“We can do it.” Now there’s a slogan I can get behind! We can, in a way, go back and give women the opportunities – possibly even just a spotlight – they didn’t have or haven’t yet been given. As women who read and/or write it, we can give ourselves more to believe in. What makes us think our history books are full of accurate, unbiased truth anyway?  

I love to create a powerful female protagonist, so I gain more benefit from writing historical fiction than reading it. I have found no end to inspiration for creating her world from an already-existing cast of memorable historical characters (or character-types), mind-blowing challenges real people faced (not just women), and fascinating events that actually shaped our society. Through hours upon hours of ravenous study, I’ve also become somewhat of an expert in my research area of the Victorian and Spiritualist Eras. Well, if I’m not an expert, then at least friends tell me I’m a lot more fun at social gatherings and way more helpful on trivia night at the bar.

Prehistory. The love of historical fiction can start with something simple. For me, it started with books I didn’t even think of as historical fiction: namely The Clan of the Cavebear, by Jean M. Auel. This series is an excellent example, set in an era the author somehow researched exhaustively, despite its occurrence before recorded history. I loved Ayla, the heroine, who was depicted not only as influential and admirable but also as the inventor of some serious game-changers, from holistic medicine to domesticated animals to the use of soap for personal hygiene. No one really knows for sure where such ideas were first implemented, but doesn’t it just make sense that it would be a woman?

Art History. Another highly inspiring, similarly fictional character for me was Griet, otherwise known as The Girl With the Pearl Earring.Before I read Tracy Chevalier’s book, I didn’t even know I needed a different perspective on the male-dominated world of art history. No offense to former teachers, but my high school and college classes tended to celebrate visual art with very little attention to the often debatable accuracy of its social context. For example, if I had known Vermeer was probably kind of an ass, I’m certain I would have admired his work less. When I realized that some famous male artists may have had a talented woman like Griet assisting them, possibly even doing work for which they got all the credit, I was really depressed.

What got me over it was discovering the chance I had at rewriting history. Sort of. Okay, if not rewriting it, then at least reading what someone has written about our previous notions of what “really” happened, looking at some additional sources, and writing an alternative that could be just as believable. It is fun to read a fast-paced political thriller based on nothing in particular, or a romance or adventure that takes us to places we don’t get to be in daily life. But historical fiction can encompass all of those things, and add instant, real-world knowledge.

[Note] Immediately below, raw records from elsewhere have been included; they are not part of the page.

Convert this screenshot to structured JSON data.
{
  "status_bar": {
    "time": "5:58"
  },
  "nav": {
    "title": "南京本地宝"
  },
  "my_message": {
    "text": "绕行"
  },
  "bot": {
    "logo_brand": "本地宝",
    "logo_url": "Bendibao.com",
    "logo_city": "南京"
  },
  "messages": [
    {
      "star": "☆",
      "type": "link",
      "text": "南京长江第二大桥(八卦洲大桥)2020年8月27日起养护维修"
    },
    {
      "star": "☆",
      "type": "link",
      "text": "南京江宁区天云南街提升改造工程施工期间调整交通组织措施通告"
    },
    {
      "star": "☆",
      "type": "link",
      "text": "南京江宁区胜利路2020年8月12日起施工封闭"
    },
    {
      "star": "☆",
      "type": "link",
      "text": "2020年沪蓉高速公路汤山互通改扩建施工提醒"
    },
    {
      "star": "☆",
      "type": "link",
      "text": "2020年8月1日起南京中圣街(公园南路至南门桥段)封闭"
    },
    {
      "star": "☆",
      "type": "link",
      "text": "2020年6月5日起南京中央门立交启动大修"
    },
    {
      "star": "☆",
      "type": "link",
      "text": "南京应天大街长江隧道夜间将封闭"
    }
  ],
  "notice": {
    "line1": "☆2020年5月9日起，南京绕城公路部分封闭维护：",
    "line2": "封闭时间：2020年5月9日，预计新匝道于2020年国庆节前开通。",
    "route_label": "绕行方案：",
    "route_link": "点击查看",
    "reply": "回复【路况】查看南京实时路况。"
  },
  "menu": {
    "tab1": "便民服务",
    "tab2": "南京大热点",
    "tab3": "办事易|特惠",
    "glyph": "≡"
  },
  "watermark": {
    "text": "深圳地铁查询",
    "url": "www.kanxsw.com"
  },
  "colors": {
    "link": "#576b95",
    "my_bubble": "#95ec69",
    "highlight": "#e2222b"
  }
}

And the rest is . . . For me, reading historical fiction has been life-changing. Ultimately it’s because of the inspiration I’ve felt to write, but it’s also life-changing because I feel like I’ve gained a backstage pass to the roles and lives of women throughout history in events that have caused this world, and my life, truly to be changed for the better. If you’re like me, you just might like yourself and the world more if you choose a fun little read with a bit more research and unlimited inspiration from your very own, very real world.  You, too, could shout out more answers during Jeopardy. You, too, might have more to write about than you ever had before. You, too, can make history.


Lisa BorjaLisa Borja is a writer with a background in psychology that extends to parapsychology and exploration of psychic phenomena. A new historian of Victorian America and Spiritualism, member of the Society for Psychical Research, and explorer of the development of psychic ability, Borja recently left her own Midwestern roots and followed the many signs pointing her in the direction of the Pacific Northwest. She lives in Oregon with her husband, dogs, and 25-pound cat, and can be found writing on

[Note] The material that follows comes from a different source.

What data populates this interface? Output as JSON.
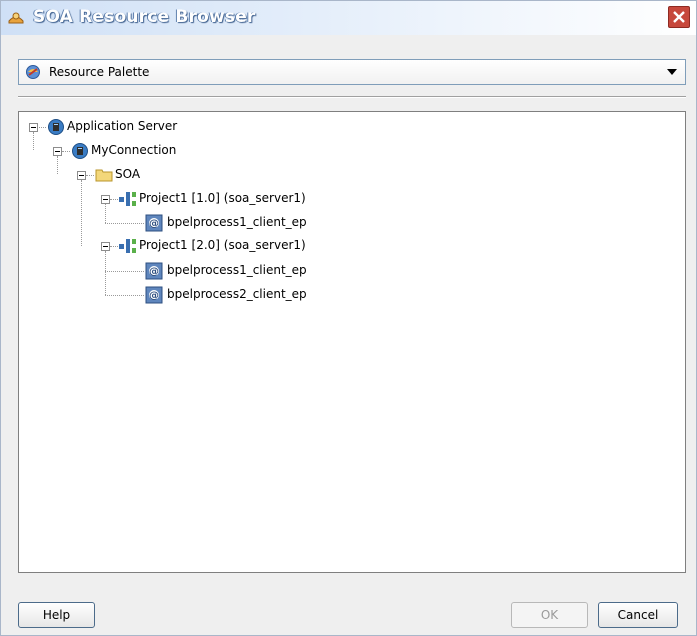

If you have any questions/comments for Lisa, please leave them in the comments below and she will respond.